*V Another great value from a château to watch. Pure and elegant. Classic Margaux. Lovely. Sleeper.

Additional Information:


Cabernet Sauvignon and Blends

- Cabernet Sauvignon has come a long way from its role as a blending varietal, however dominant, in the wines of Bordeaux. Today it is the most planted red varietal in the world. Identified as a descendent of Cabernet Franc and Sauvignon Blanc, the late-ripening Cabernet Sauvignon needs to be planted in warmer climates to fully ripen. Its small berries can easily be identified for their distinctive blue color, thick skins and high tannins. And while the varietal has its own definitive characteristics: green pepper-like aromas and black currant flavors among them, it is perhaps most prized for its ability to convey terroir, vintage and winemaking. A relatively new varietal, Cabernet Sauvignon started making inroads into the wines of the Médoc and Graves in the late-18th century. Today it is also dominant in the up-and-coming Entre-Deux-Mers region of Bordeaux and can also be found in Southwest France. It is the companion varietal to Sangiovese in Italy's Super Tuscans and is planted all over Europe, stretching to lesser-known winegrowing regions like Russia and Lebanon. In the Americas Cabernet Sauvignon has found champions in every nook and cranny of California and among winemakers in Washington, where it complements plantings of Merlot. In South America, Cab thrives in Chile, but can also be found in smaller amounts in Argentina and even in Mexico.


- When it comes to wine, France stands alone. No other country can beat it in terms of quality and diversity. And while many of its Region, Bordeaux, Burgundy and Champagne most obviously, produce wine as rare, as sought-after and nearly as expensive as gold, there are just as many obscurities and values to be had from little known appellations throughout the country. To learn everything there is to know about French wine would take a lifetime. To understand and appreciate French wine, one only has to begin tasting them. Click for a list of bestselling items from all of France.

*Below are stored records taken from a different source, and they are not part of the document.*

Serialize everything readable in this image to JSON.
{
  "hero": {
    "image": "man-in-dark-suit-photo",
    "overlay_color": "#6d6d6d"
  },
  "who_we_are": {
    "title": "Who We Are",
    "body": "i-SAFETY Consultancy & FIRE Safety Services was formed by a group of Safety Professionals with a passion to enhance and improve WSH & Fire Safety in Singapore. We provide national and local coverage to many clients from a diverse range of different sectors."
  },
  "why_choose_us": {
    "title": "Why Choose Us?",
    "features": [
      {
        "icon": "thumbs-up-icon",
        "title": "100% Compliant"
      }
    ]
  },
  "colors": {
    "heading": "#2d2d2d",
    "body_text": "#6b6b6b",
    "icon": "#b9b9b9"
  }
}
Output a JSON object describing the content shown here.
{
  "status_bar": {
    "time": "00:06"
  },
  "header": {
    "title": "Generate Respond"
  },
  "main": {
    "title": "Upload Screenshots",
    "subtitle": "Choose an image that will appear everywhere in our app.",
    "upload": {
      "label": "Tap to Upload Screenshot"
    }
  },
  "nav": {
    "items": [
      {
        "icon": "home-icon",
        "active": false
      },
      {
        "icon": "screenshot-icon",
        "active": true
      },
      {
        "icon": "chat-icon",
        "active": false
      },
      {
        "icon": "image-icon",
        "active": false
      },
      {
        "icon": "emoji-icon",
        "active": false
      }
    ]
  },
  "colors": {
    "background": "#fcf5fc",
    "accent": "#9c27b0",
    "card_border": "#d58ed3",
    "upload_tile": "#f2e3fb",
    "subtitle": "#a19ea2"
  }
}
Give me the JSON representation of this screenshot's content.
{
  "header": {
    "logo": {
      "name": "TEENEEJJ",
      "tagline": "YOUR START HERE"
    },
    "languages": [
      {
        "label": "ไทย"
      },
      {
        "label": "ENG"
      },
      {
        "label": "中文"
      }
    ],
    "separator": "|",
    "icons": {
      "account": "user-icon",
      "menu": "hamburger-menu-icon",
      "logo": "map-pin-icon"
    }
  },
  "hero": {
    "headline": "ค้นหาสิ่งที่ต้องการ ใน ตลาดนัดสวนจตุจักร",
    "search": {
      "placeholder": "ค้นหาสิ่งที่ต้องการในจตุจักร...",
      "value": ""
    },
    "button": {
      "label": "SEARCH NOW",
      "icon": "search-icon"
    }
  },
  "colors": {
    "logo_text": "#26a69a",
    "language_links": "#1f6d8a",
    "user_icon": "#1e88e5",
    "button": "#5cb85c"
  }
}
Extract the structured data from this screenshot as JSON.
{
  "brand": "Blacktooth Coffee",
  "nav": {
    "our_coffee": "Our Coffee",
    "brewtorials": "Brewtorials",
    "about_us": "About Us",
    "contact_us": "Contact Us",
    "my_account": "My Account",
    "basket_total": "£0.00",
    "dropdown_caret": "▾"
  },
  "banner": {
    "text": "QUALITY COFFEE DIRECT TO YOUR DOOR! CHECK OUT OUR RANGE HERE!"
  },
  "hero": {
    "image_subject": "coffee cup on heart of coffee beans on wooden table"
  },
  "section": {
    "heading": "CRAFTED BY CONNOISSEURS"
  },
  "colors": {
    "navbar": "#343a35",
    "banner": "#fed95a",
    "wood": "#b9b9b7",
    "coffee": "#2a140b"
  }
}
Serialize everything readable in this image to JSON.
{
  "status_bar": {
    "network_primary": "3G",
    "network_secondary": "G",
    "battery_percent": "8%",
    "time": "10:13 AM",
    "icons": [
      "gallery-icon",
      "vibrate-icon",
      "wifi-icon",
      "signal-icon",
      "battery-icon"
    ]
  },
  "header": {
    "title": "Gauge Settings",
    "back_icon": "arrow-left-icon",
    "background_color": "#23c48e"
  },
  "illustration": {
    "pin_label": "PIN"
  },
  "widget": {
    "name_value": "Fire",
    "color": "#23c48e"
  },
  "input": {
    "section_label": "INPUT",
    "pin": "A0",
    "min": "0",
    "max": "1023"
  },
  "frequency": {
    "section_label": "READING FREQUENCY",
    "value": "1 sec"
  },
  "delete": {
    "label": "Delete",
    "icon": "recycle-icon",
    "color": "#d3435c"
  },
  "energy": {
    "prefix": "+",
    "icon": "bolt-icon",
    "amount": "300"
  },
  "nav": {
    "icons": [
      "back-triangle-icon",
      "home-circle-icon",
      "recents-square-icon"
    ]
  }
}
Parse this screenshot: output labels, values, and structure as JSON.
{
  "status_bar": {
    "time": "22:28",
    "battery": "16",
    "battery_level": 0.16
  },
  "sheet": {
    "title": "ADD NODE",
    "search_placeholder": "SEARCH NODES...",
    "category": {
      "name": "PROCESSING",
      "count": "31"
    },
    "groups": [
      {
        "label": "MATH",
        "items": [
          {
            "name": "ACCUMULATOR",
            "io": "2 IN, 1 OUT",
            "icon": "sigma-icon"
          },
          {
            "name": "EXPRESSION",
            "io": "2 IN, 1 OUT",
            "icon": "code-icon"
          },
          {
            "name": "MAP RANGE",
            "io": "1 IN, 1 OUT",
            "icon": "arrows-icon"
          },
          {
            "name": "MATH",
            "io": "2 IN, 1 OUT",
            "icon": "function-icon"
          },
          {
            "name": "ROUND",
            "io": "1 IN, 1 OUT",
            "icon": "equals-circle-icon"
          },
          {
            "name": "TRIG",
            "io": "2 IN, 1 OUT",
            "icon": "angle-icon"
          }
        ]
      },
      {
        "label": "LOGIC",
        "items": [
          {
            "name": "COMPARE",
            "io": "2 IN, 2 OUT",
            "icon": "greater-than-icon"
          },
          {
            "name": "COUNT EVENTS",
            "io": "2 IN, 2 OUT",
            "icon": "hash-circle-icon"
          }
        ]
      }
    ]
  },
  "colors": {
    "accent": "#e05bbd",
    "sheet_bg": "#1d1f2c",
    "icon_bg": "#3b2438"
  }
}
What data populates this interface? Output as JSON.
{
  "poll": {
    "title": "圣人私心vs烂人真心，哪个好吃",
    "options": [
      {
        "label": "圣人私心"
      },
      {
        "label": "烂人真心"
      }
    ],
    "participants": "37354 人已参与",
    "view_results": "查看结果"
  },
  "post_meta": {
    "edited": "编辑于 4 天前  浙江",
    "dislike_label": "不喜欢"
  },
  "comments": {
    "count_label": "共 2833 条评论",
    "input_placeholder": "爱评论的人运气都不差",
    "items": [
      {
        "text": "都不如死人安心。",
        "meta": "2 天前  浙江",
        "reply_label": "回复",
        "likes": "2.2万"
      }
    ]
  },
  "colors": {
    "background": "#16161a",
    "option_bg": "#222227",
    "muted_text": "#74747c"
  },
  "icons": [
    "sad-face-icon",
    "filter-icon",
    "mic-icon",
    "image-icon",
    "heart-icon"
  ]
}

- View our bestselling Bordeaux.
Specific Appellation:


- Margaux is the southern most of all of the appellations of the Haut Medoc. Located near St. Julien, it has more cru classe producers than the other four villages of the area. In addition to the legendary Chateau Margaux, there are five second-growths: Rauzan Gassies, Rauzan Seglas, Dufort-Vivens, Lascombes, and Brane Cantenac. While more people are probably familiar with the third growth Chateau Palmer, there are nine other wineries with the same ranking in addition to a trio of fourth growths and a pair of fifth growths. Because Margaux is comprised of five communes… Margaux, Cantenac, Soussans, Labardes and Arsac, the wines styles are diverse throughout the region with the more masculine tannic wines coming from the Cantenac side of the appellation. Because of a high percentage of Merlot planted in the region, many wines from Margaux are more round, feminine, and exotic that the other appellations of the Haut Medoc.